Data for the research came from the Land Registry, said the CEBR. But it said there was not sufficient data for houses within 2km of a wind turbine so it measured sales data out to 5km. "Over a 19-year period there were, on average, just 68 transactions within 1km, and 723 transactions within 2km. This low volume meant it was not possible to create a reliable house price series for the 1km and 2km areas. It was therefore only possible to use data for the 5km area."

Of the seven sites studied, Kiln Pit Hill in Northumberland did show an initial "substantial downturn" in prices, but these later recovered.

RenewableUK, said polling showed two-thirds of the public in favour of windfarm developments. In February, electricity output from Britain's windfarms hit an all-time high of 11% of total supply.

Chris Fiddes says he looks out over a Northamptonshire landscape "that could have stepped from the pages of Jane Austen". But plans by German operator Volkswind to plant five 375-feet high turbines within just 500 yards of his Regency-era home, won't just destroy his view, he says, they will also destroy the value of his property.

A local estate agent valued his home at around £400,000 before planning permission for the windfarm was given the go-ahead. "But afterwards, when I asked how much it was worth, he just laughed. He said it would be unsaleable," says Fiddes, 80, a painter who takes inspiration from his countryside location near the village of Crick. "The turbines are huge and completely out of scale with the landscape. Two other houses will also be seriously affected. The English landscape has always been the most important thing in my life.
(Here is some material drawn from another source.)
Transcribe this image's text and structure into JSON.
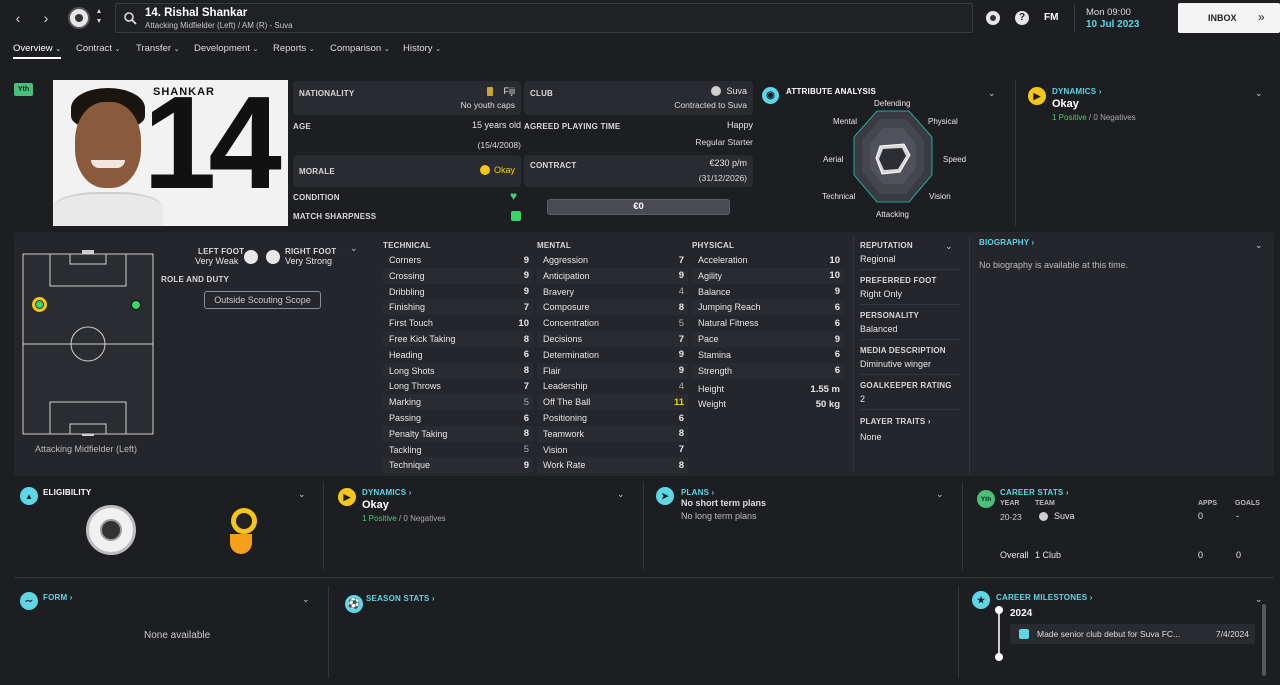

My wife was a great enthusiast for Jane Austen and it was she who found this house down a minor picturesque road."

Permission for the windfarm was initially refused by Daventry Council as "oppressively intrusive" but the decision was later overturned by the Planning Inspectorate, which handles national infrastructure issues. Volkswind argues that the Watford Lodge site "is not located in an area which is particularly sensitive in landscape or ecological terms."

Fiddes says he and other residents feel trampled over by the developers, who have offered no compensation and who he claims are turning his part of Northamptonshire into the "windfarm capital of England. If they had to pay the millions in compensation, that they should do, the whole industry would collapse," he says. Windfarm developers pay money into community benefit funds, but Fiddes says the amounts are laughably low. "It's the sort of thing that will pay for the redecoration of the village hall," he says. "This is going to make me a poorer man, but unfortunately neither I, nor the other residents, have the money for a high court action."

Several other owners told us their homes have been blighted by windfarms, but they are shy of being photographed because they fear the publicity would mean they were never able to sell.

George Matthews, who lives close to the Drone Hill windfarm, a complex of 22 225-foot turbines on the Scottish borders near Berwick, has been trying to sell his £500,000 home for three years.

"My mother has dementia, and I would like to move to be able to look after her, but we are stuck and can't get on with our lives. We can't sell it " we've had no offers. We have a beautiful home but the windfarm is putting people off. I asked for £100,000 in compensation, but they refused."

When he moved to the area eight years ago, there were no proposals to build a windfarm. He describes the community benefit fund " worth £40,000 a year for the next 25 years " as a "drop in the ocean" from an operator, AES, which is an American multinational worth billions.

"It's peanuts. The local communities get £40,000 when the landowner gets £300,000 for what is moorland, and the developer last year earned nearly £5m."

AES says the fund is worth £1m in total and the electricity generated will provide power for 14,700 homes.

This article was amended on 31 March 2014 to clarify that sales data from properties located less than 2km from a wind turbine was not excluded from the analysis.